, 2009 and Seeley
et al., 2009). At the same time, these correlations are of fundamental interest to neuroscientists because they offer the first opportunity to comprehensively and noninvasively explore the functional network structure of the human brain (Bullmore and Sporns, 2009). Although a variety of methods may be used to study rs-fcMRI data, one of the most powerful and flexible approaches is the graph theoretic approach (Bullmore and Sporns, 2009 and Rubinov and Sporns, 2010). Within this framework, a complex system is formalized as a mathematical object consisting of a set of items and a set of pairwise relationships between the items. Items are called nodes, relationships are called ties, and collections of these nodes with their ties are called graphs or networks. A short and incomplete list of established

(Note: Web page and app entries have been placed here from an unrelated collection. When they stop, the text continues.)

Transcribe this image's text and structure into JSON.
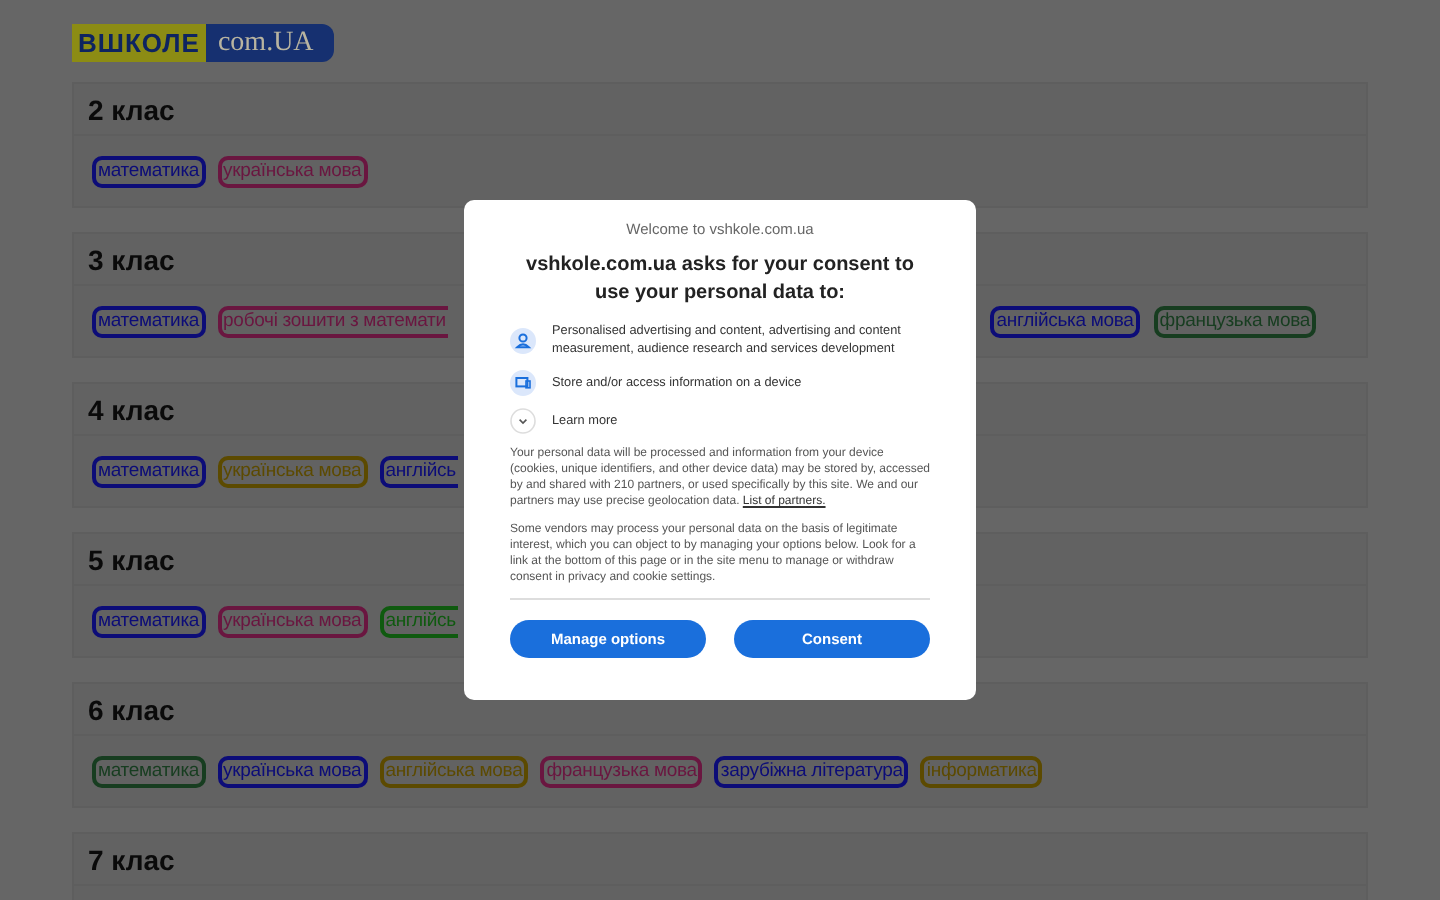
{
  "logo": {
    "left": "ВШКОЛЕ",
    "right": "com.UA"
  },
  "grades": [
    {
      "title": "2 клас",
      "tags": [
        {
          "label": "математика",
          "color": "#0c0c78"
        },
        {
          "label": "українська мова",
          "color": "#6a1640"
        }
      ]
    },
    {
      "title": "3 клас",
      "tags": [
        {
          "label": "математика",
          "color": "#0c0c78"
        },
        {
          "label": "робочі зошити з математи",
          "color": "#6a1640",
          "cut": true
        }
      ],
      "tags_after_dialog": [
        {
          "label": "англійська мова",
          "color": "#0c0c78"
        },
        {
          "label": "французька мова",
          "color": "#173d20"
        }
      ]
    },
    {
      "title": "4 клас",
      "tags": [
        {
          "label": "математика",
          "color": "#0c0c78"
        },
        {
          "label": "українська мова",
          "color": "#5c4a00"
        },
        {
          "label": "англійсь",
          "color": "#0c0c78",
          "cut": true
        }
      ]
    },
    {
      "title": "5 клас",
      "tags": [
        {
          "label": "математика",
          "color": "#0c0c78"
        },
        {
          "label": "українська мова",
          "color": "#6a1640"
        },
        {
          "label": "англійсь",
          "color": "#0f5a0f",
          "cut": true
        }
      ]
    },
    {
      "title": "6 клас",
      "tags": [
        {
          "label": "математика",
          "color": "#173d20"
        },
        {
          "label": "українська мова",
          "color": "#0c0c78"
        },
        {
          "label": "англійська мова",
          "color": "#5c4a00"
        },
        {
          "label": "французька мова",
          "color": "#6a1640"
        },
        {
          "label": "зарубіжна література",
          "color": "#0c0c78"
        },
        {
          "label": "інформатика",
          "color": "#5c4a00"
        }
      ]
    },
    {
      "title": "7 клас"
    }
  ],
  "consent": {
    "welcome": "Welcome to vshkole.com.ua",
    "title": "vshkole.com.ua asks for your consent to use your personal data to:",
    "purposes": [
      {
        "kind": "person",
        "text": "Personalised advertising and content, advertising and content measurement, audience research and services development"
      },
      {
        "kind": "device",
        "text": "Store and/or access information on a device"
      }
    ],
    "learn_more": "Learn more",
    "paragraph_1": "Your personal data will be processed and information from your device (cookies, unique identifiers, and other device data) may be stored by, accessed by and shared with 210 partners, or used specifically by this site. We and our partners may use precise geolocation data.",
    "partners_link": "List of partners.",
    "paragraph_2": "Some vendors may process your personal data on the basis of legitimate interest, which you can object to by managing your options below. Look for a link at the bottom of this page or in the site menu to manage or withdraw consent in privacy and cookie settings.",
    "buttons": [
      "Manage options",
      "Consent"
    ]
  }
}
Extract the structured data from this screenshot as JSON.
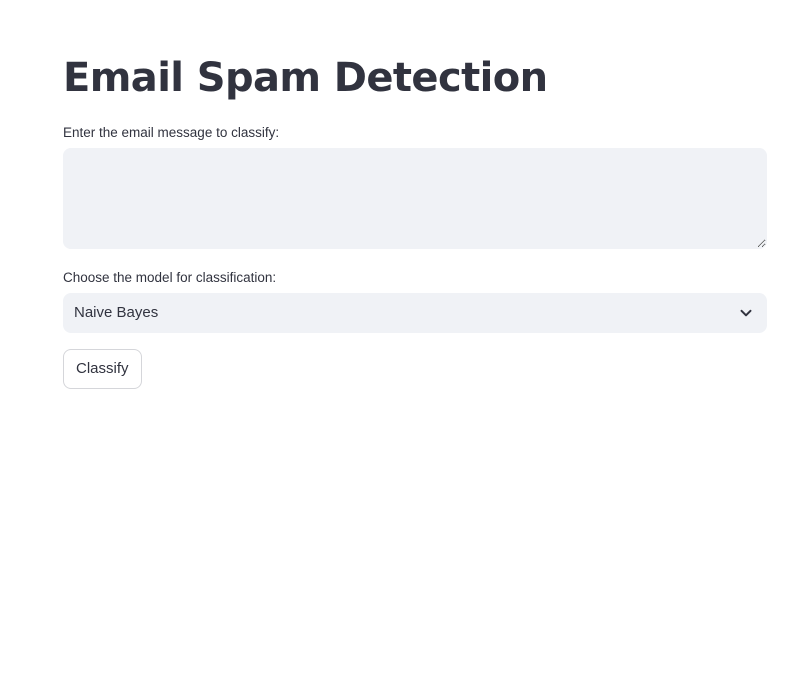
{
  "page": {
    "title": "Email Spam Detection"
  },
  "message_input": {
    "label": "Enter the email message to classify:",
    "value": "",
    "placeholder": ""
  },
  "model_select": {
    "label": "Choose the model for classification:",
    "selected": "Naive Bayes",
    "icon": "chevron-down-icon"
  },
  "classify_button": {
    "label": "Classify"
  },
  "colors": {
    "text": "#31333f",
    "input_background": "#f0f2f6",
    "button_border": "#d5d6da",
    "page_background": "#ffffff"
  }
}
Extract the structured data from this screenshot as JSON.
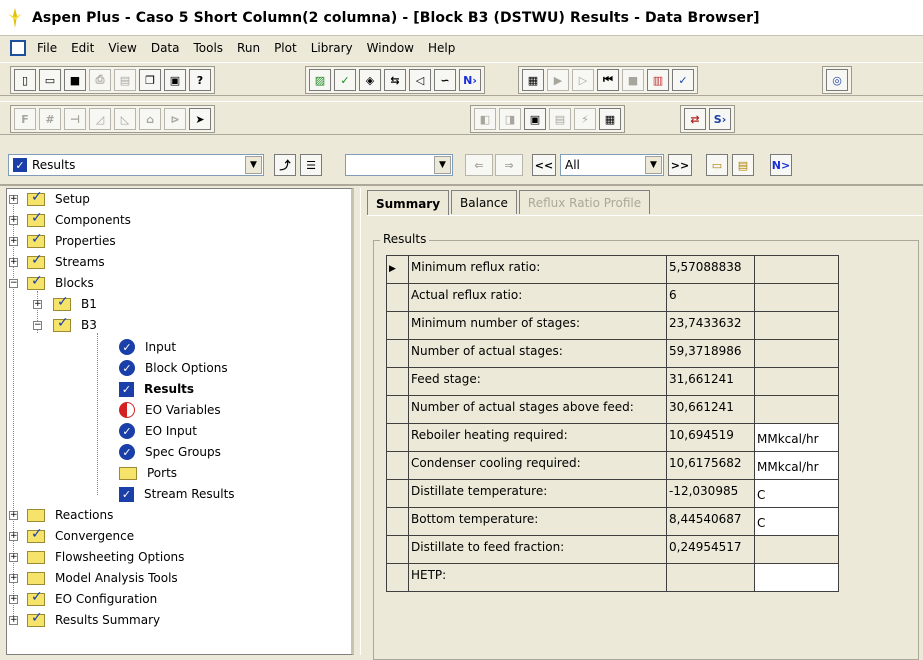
{
  "window": {
    "title": "Aspen Plus - Caso 5 Short Column(2 columna) - [Block B3 (DSTWU) Results - Data Browser]"
  },
  "menu": [
    "File",
    "Edit",
    "View",
    "Data",
    "Tools",
    "Run",
    "Plot",
    "Library",
    "Window",
    "Help"
  ],
  "nav": {
    "form_selector": "Results",
    "filter": "All",
    "prev_label": "<<",
    "next_label": ">>",
    "n_label": "N>"
  },
  "tree": [
    {
      "label": "Setup"
    },
    {
      "label": "Components"
    },
    {
      "label": "Properties"
    },
    {
      "label": "Streams"
    },
    {
      "label": "Blocks"
    },
    {
      "label": "B1"
    },
    {
      "label": "B3"
    },
    {
      "label": "Input"
    },
    {
      "label": "Block Options"
    },
    {
      "label": "Results"
    },
    {
      "label": "EO Variables"
    },
    {
      "label": "EO Input"
    },
    {
      "label": "Spec Groups"
    },
    {
      "label": "Ports"
    },
    {
      "label": "Stream Results"
    },
    {
      "label": "Reactions"
    },
    {
      "label": "Convergence"
    },
    {
      "label": "Flowsheeting Options"
    },
    {
      "label": "Model Analysis Tools"
    },
    {
      "label": "EO Configuration"
    },
    {
      "label": "Results Summary"
    }
  ],
  "tabs": [
    {
      "label": "Summary"
    },
    {
      "label": "Balance"
    },
    {
      "label": "Reflux Ratio Profile"
    }
  ],
  "results": {
    "group_label": "Results",
    "rows": [
      {
        "label": "Minimum reflux ratio:",
        "value": "5,57088838",
        "unit": ""
      },
      {
        "label": "Actual reflux ratio:",
        "value": "6",
        "unit": ""
      },
      {
        "label": "Minimum number of stages:",
        "value": "23,7433632",
        "unit": ""
      },
      {
        "label": "Number of actual stages:",
        "value": "59,3718986",
        "unit": ""
      },
      {
        "label": "Feed stage:",
        "value": "31,661241",
        "unit": ""
      },
      {
        "label": "Number of actual stages above feed:",
        "value": "30,661241",
        "unit": ""
      },
      {
        "label": "Reboiler heating required:",
        "value": "10,694519",
        "unit": "MMkcal/hr"
      },
      {
        "label": "Condenser cooling required:",
        "value": "10,6175682",
        "unit": "MMkcal/hr"
      },
      {
        "label": "Distillate temperature:",
        "value": "-12,030985",
        "unit": "C"
      },
      {
        "label": "Bottom temperature:",
        "value": "8,44540687",
        "unit": "C"
      },
      {
        "label": "Distillate to feed fraction:",
        "value": "0,24954517",
        "unit": ""
      },
      {
        "label": "HETP:",
        "value": "",
        "unit": ""
      }
    ]
  }
}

topics in graph theory includes quantifying hierarchy and substructure within a graph, identifying BMS-777607 in vitro hubs and critical nodes, determining how easily traffic flows in different portions and at different scales of a network, and estimating the controllability of a system (Liu et al., 2011 and Newman, 2010). Because graph theoretic analyses DAPT molecular weight can model properties at the level of the entire graph, subgraphs, or individual nodes, and because the brain itself is a complex network, graph theoretic approaches are a natural and attractive choice for rs-fcMRI analysis. A current obstacle to the graph-based study of
functional brain organization is that it very difficult to define the individual nodes that make up a brain network. On first principles, treating a graph as a model of a real system, Rolziracetam if the nodes of the graph do not accurately represent real items in the system, the graph itself is a distorted model and graph theoretic properties will diverge from the true properties of the system (Butts, 2009, Smith et al., 2011 and Wig et al., 2011). The brain is a complex network with macroscopic organization at the level of functional areas and subcortical nuclei, but the number and locations of these entities in humans is largely unknown. Standard approaches to forming whole-brain rs-fcMRI graphs often ignore this issue and define nodes as voxels (Buckner et al., 2009, Cole et al., 2010, Fransson et al., 2011, Tomasi and Volkow, 2011 and van den Heuvel et al., 2008), large parcels from anatomically based brain atlases (Hartman et al., 2011, He et al., 2009, Meunier et al., 2009a, Spoormaker et al., 2010 and Tian et al., 2011), or random interpolations between voxels and parcels (Hayasaka and Laurienti, 2010 and Meunier et al., 2009b). These approaches are not meant to correspond to macroscopic “units” of brain organization, and thus there is no direct reason to believe that these approaches result in well-formed nodes (Wig et al., 2011). An overarching goal of this report is to, at least partially, overcome this obstacle.